> _Work order_
Report every line in the records below that holds the word "user".

══════

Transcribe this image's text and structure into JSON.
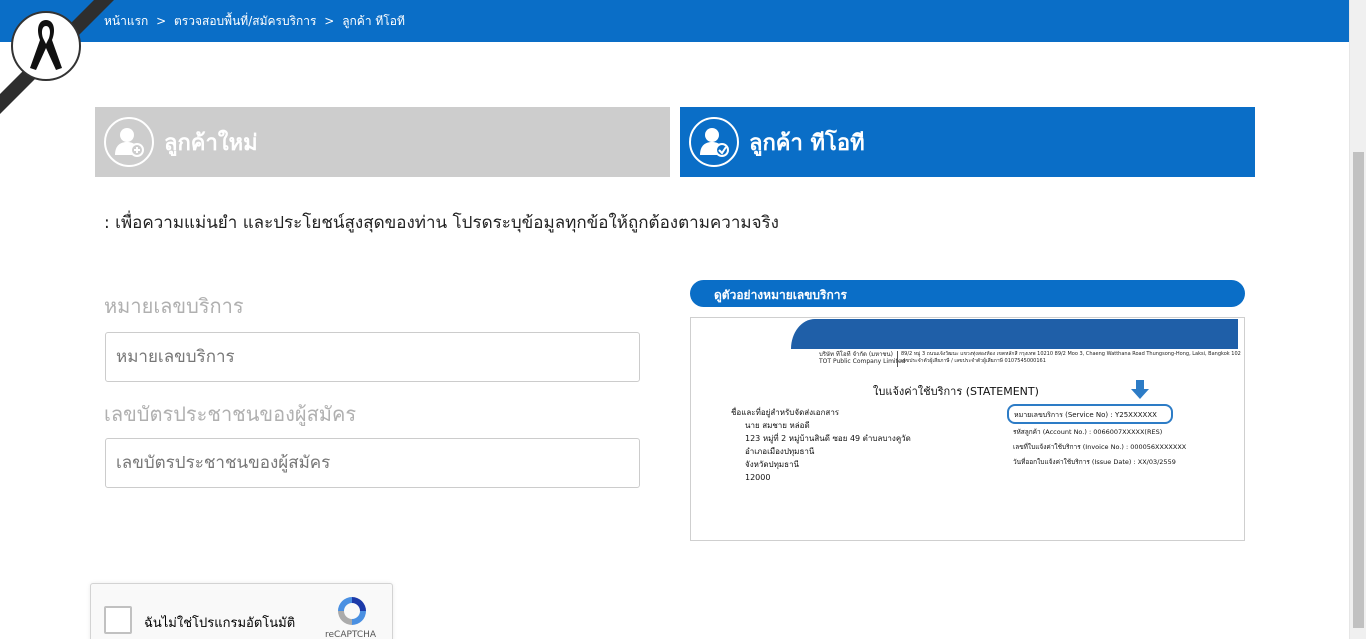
{
  "breadcrumb": {
    "home": "หน้าแรก",
    "separator": ">",
    "check": "ตรวจสอบพื้นที่/สมัครบริการ",
    "current": "ลูกค้า ทีโอที"
  },
  "tabs": [
    {
      "label": "ลูกค้าใหม่",
      "icon": "user-add-icon",
      "active": false
    },
    {
      "label": "ลูกค้า ทีโอที",
      "icon": "user-check-icon",
      "active": true
    }
  ],
  "notice": ": เพื่อความแม่นยำ และประโยชน์สูงสุดของท่าน โปรดระบุข้อมูลทุกข้อให้ถูกต้องตามความจริง",
  "form": {
    "service_no_label": "หมายเลขบริการ",
    "service_no_placeholder": "หมายเลขบริการ",
    "id_card_label": "เลขบัตรประชาชนของผู้สมัคร",
    "id_card_placeholder": "เลขบัตรประชาชนของผู้สมัคร"
  },
  "example": {
    "button_label": "ดูตัวอย่างหมายเลขบริการ",
    "company_th": "บริษัท ทีโอที จำกัด (มหาชน)",
    "company_en": "TOT Public Company Limited",
    "address_line1": "89/2 หมู่ 3 ถนนแจ้งวัฒนะ แขวงทุ่งสองห้อง เขตหลักสี่ กรุงเทพ 10210  89/2 Moo 3, Chaeng Watthana Road Thungsong-Hong, Laksi, Bangkok 10210",
    "address_line2": "เลขประจำตัวผู้เสียภาษี / เลขประจำตัวผู้เสียภาษี 0107545000161",
    "title": "ใบแจ้งค่าใช้บริการ (STATEMENT)",
    "address_heading": "ชื่อและที่อยู่สำหรับจัดส่งเอกสาร",
    "customer_name": "นาย สมชาย  หล่อดี",
    "customer_addr1": "123  หมู่ที่ 2 หมู่บ้านสินดี  ซอย 49  ตำบลบางคูวัด",
    "customer_addr2": "อำเภอเมืองปทุมธานี",
    "customer_addr3": "จังหวัดปทุมธานี",
    "customer_zip": "12000",
    "service_no_row": "หมายเลขบริการ (Service No) : Y25XXXXXX",
    "account_row": "รหัสลูกค้า (Account No.) : 0066007XXXXX(RES)",
    "invoice_row": "เลขที่ใบแจ้งค่าใช้บริการ (Invoice No.) : 000056XXXXXXX",
    "issue_row": "วันที่ออกใบแจ้งค่าใช้บริการ (Issue Date) : XX/03/2559"
  },
  "captcha": {
    "label": "ฉันไม่ใช่โปรแกรมอัตโนมัติ",
    "brand": "reCAPTCHA"
  },
  "colors": {
    "brand_blue": "#0a6ec7",
    "tab_inactive": "#cdcdcd"
  }
}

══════

> _Result_
      "icon": "user-add-icon",
      "icon": "user-check-icon",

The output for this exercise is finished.